Davis' flamboyant art and her jazzy text are kid-perfect in every way.
"Young insomniacs are bound to identify with the lively, theatrical heroine as she hatches one plot after another to escape her bedtime exile," wrote PW. Ages 3-7. (Sept.)
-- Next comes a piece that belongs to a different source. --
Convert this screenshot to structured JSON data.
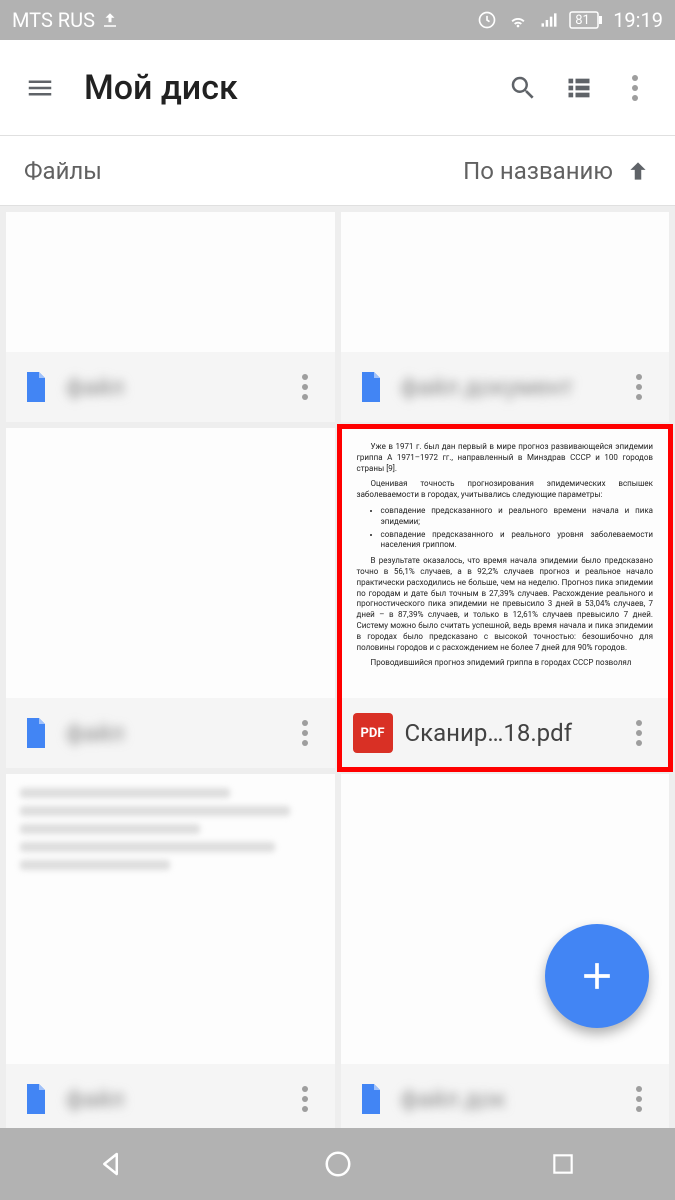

Davis (Who Hops?) adds an irresistible spark to this tale of a crafty girl who tries to postpone her bedtime and catch her parents having a party. The narrator is sure she's missing out on something and repeatedly pretends to be sleepy and tractable so she can sneak up on them during their revelry--but alas, her parents are only reading the newspaper or flossing their teeth. Most of the humor is to be found in the bright, splashy cartoon acrylic artwork. When the girl is sent back to bed, her room transforms into a prison, its door striped with bars, and later into Siberia, where she bleakly shivers. When she gets up to fetch some water, then go to the bathroom, her unsympathetic parents "knew what I was up to. Apparently the water trick had been done before"; in the illustration, kids in colorful pajamas circle the globe, each raising a glass. In another funny touch, the girl's fuzzy duck slippers are in cahoots with her: they snore ostentatiously to feign sleep, sport earmuffs when she is sent to Siberia and look fiercely uncowed and determined as she declares, "It was time for Plan Z." Young insomniacs are bound to identify with the lively, theatrical heroine as she hatches one plot after another to escape her bedtime exile. Ages 3-7. (Sept.) Copyright 1999 Cahners Business Information.
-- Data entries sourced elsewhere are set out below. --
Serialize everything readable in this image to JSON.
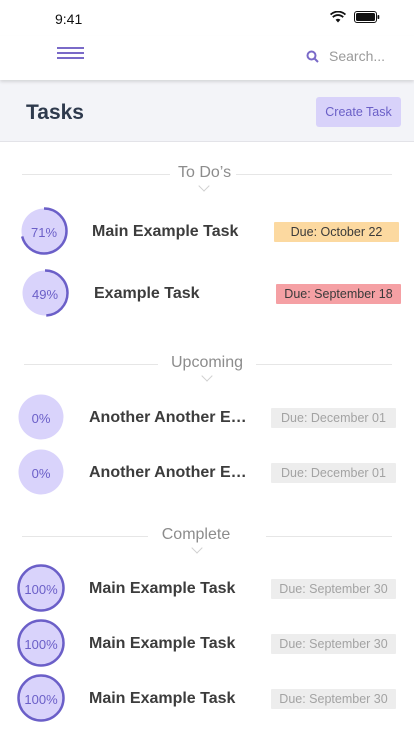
{
  "status_bar": {
    "time": "9:41"
  },
  "search": {
    "placeholder": "Search..."
  },
  "header": {
    "title": "Tasks",
    "create_label": "Create Task"
  },
  "colors": {
    "accent": "#7a6ac8",
    "ring_fill": "#d9d3fb",
    "ring_stroke": "#6b5fc8",
    "due_orange": "#fcd9a0",
    "due_red": "#f5a0a4",
    "due_gray": "#ededed"
  },
  "sections": [
    {
      "label": "To Do’s",
      "tasks": [
        {
          "progress": 71,
          "progress_label": "71%",
          "name": "Main Example Task",
          "due": "Due: October 22",
          "status": "orange"
        },
        {
          "progress": 49,
          "progress_label": "49%",
          "name": "Example Task",
          "due": "Due: September 18",
          "status": "red"
        }
      ]
    },
    {
      "label": "Upcoming",
      "tasks": [
        {
          "progress": 0,
          "progress_label": "0%",
          "name": "Another Another Exa...",
          "due": "Due: December 01",
          "status": "gray"
        },
        {
          "progress": 0,
          "progress_label": "0%",
          "name": "Another Another Exa...",
          "due": "Due: December 01",
          "status": "gray"
        }
      ]
    },
    {
      "label": "Complete",
      "tasks": [
        {
          "progress": 100,
          "progress_label": "100%",
          "name": "Main Example Task",
          "due": "Due: September 30",
          "status": "gray"
        },
        {
          "progress": 100,
          "progress_label": "100%",
          "name": "Main Example Task",
          "due": "Due: September 30",
          "status": "gray"
        },
        {
          "progress": 100,
          "progress_label": "100%",
          "name": "Main Example Task",
          "due": "Due: September 30",
          "status": "gray"
        }
      ]
    }
  ]
}
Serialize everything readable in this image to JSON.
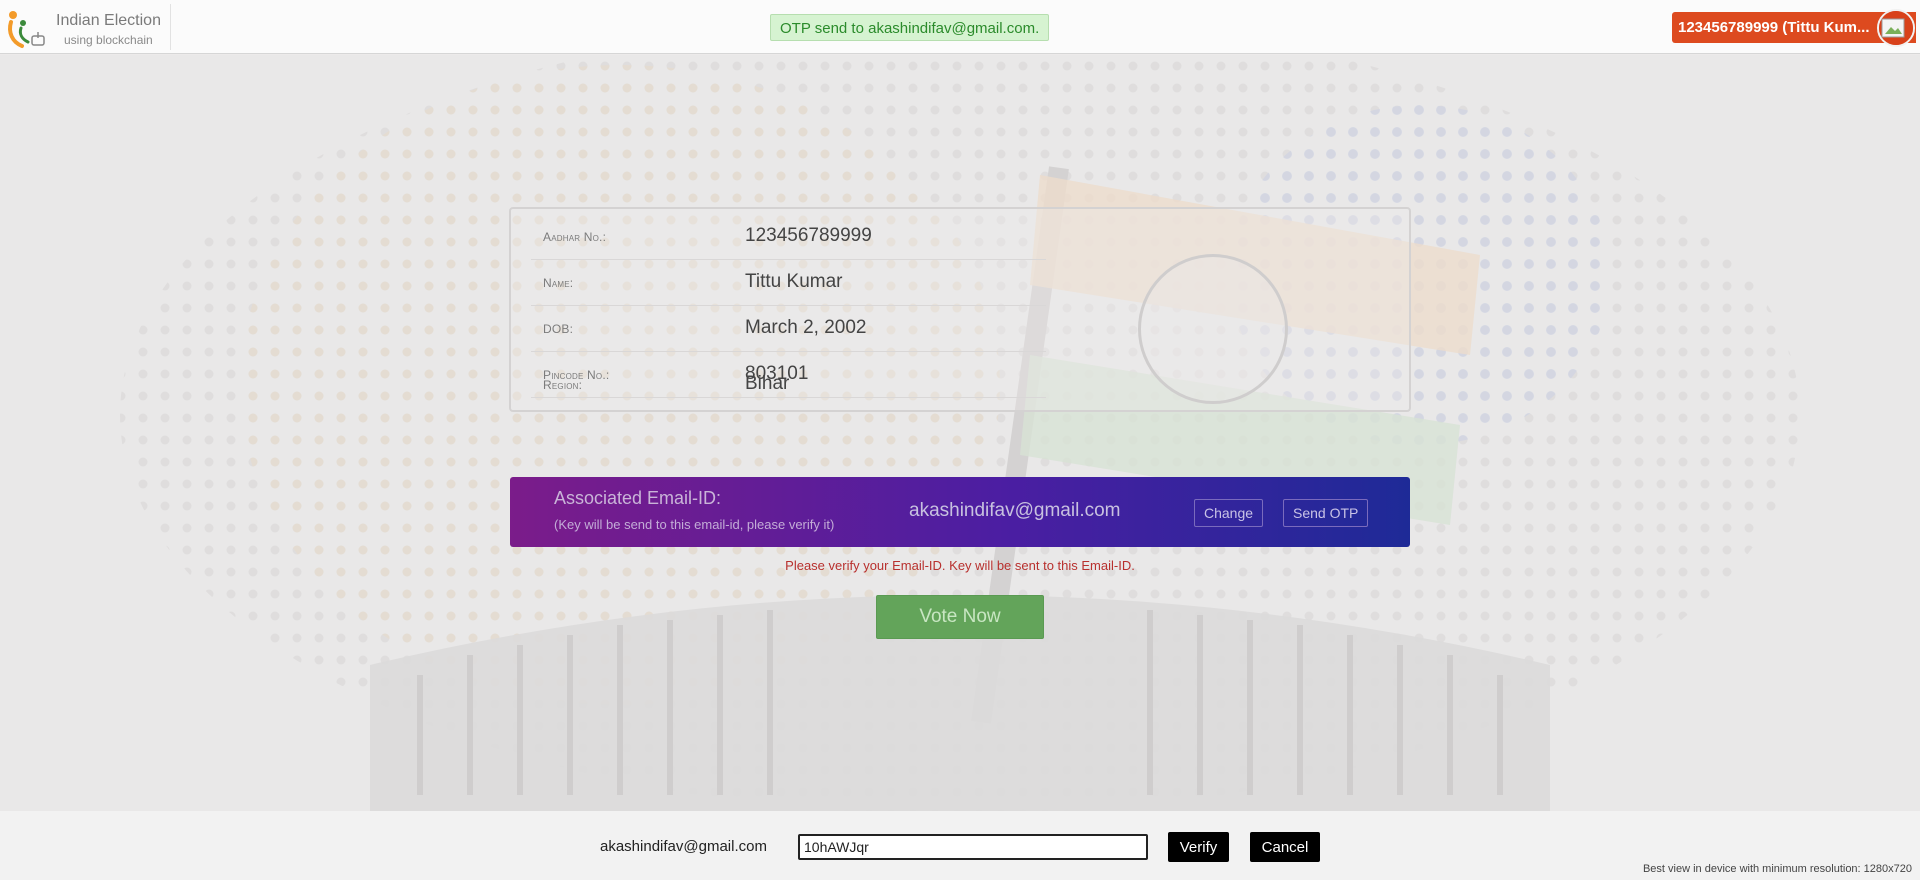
{
  "header": {
    "brand_title": "Indian Election",
    "brand_subtitle": "using blockchain",
    "toast": "OTP send to akashindifav@gmail.com.",
    "user_badge": "123456789999 (Tittu Kum...",
    "colors": {
      "badge": "#dd4a1f",
      "toast_bg": "#d6f3d1",
      "toast_text": "#2b8b2b"
    }
  },
  "details": {
    "rows": [
      {
        "label": "Aadhar No.:",
        "value": "123456789999"
      },
      {
        "label": "Name:",
        "value": "Tittu Kumar"
      },
      {
        "label": "DOB:",
        "value": "March 2, 2002"
      },
      {
        "label": "Pincode No.:",
        "value": "803101"
      },
      {
        "label": "Region:",
        "value": "Bihar"
      }
    ]
  },
  "email_band": {
    "heading": "Associated Email-ID:",
    "subtext": "(Key will be send to this email-id, please verify it)",
    "email": "akashindifav@gmail.com",
    "change_label": "Change",
    "send_otp_label": "Send OTP"
  },
  "warning": "Please verify your Email-ID. Key will be sent to this Email-ID.",
  "vote_label": "Vote Now",
  "verify_bar": {
    "email": "akashindifav@gmail.com",
    "otp_value": "10hAWJqr",
    "verify_label": "Verify",
    "cancel_label": "Cancel",
    "note": "Best view in device with minimum resolution: 1280x720"
  }
}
Publishers Weekly - Publisher's Weekly
Linnie thinks that after her parents say goodnight to her they are having wonderful parties with guests, balloons, cake and costumes. She tries scheme after scheme to foil her parents into revealing their secret activities and to include her in the fun. But each time, she is sent back to bed disappointed. Ultimately, Linnie finds the best party of all—in her dreams. Kids and parents both will enjoy this story while relating to Linnie's plight and her family's relentless efforts to get her to sleep. This book is intended to help kids identify and describe emotions. Linnie's face expressively shows anger, suspicion, excitement, determination, fear, happiness, sadness, defiance, and resignation. The author reinforces the book as a tool for understanding emotions with some activities on the inside back cover. The pictures could tell the story by themselves without the text. Linnie's actions and feelings are clearly portrayed in the bold and colorful illustrations done in acrylic and pen. Linnie's room is shown alternately as a desert island, Siberia, and a jail cell. The text is Linnie's first-person narrative of her nighttime adventures. Funny misunderstandings, understatements and ironies show up between Linnie's thoughts and the reality shown in the pictures. Kids will identify with Linnie and enjoy her mischievous dealings with her parents. This is an excellent book for parents to read to little insomniacs. Parents with little angels, who think sleeping is the best part of the day, might not want to give them any of Linnie's subversive ideas. 2002, Voyager Books,
PreS-Gr 1-Certain that her parents are having a party after she goes to bed, a little girl is determined to stay up and join the fun. After trying a series of uninspired ploys-sneaking out of bed, making giant binoculars to spy on them, asking for a drink of water, and getting up to go to the bathroom-she bursts into the living room ready for the party. But Daddy's party costume is just his pajamas, Mommy's streamers are nothing but dental floss, and the young heroine decides the best party of all is the one she can have in her dreams. This predictable story is accompanied by amateurish cartoons in acrylic paints and pen. Helen Cooper's The Boy Who Wouldn't Go to Bed (Dial, 1997), Denys Cazet's I'm Not Sleepy (Orchard, 1992), and Russell Hoban's classic Bedtime for Frances (HarperCollins, 1960) are all more successful efforts.-Ginny Gustin, Santa Monica Public Library, CA Copyright 2000 Cahners Business Information.|
A humorous take on a child's typical reluctance to go to bed on time, from the author/illustrator of Who Hops? (1998). Told in first person, the young narrator is certain that the fun begins as soon as she goes to bed. Convinced that her parents are having a party without her, she devises ruses to spy on them. She builds a giant pair of binoculars, gasps for water, and hides under a blanket, but each time she's caught and given a finger-pointing, "Go to bed!" from each parent. "But I HATE to go to bed," she always replies. Black pen outlines the cartoon figures; these are nearly, but not quite filled in with bright acrylics, giving the art the appearance of a child's felt-marker drawings. In a clever contrast, the palette dims to shades of blue and purple whenever the narrator is in her darkened room, supposedly sleeping. Most children will relate to the anti-bedtime sentiments, and celebrate the party of an ending, where dogs dance and clowns cavort in the young girl's dreams. The parents' final sigh of relief is almost audible. (Picture book. 2-5)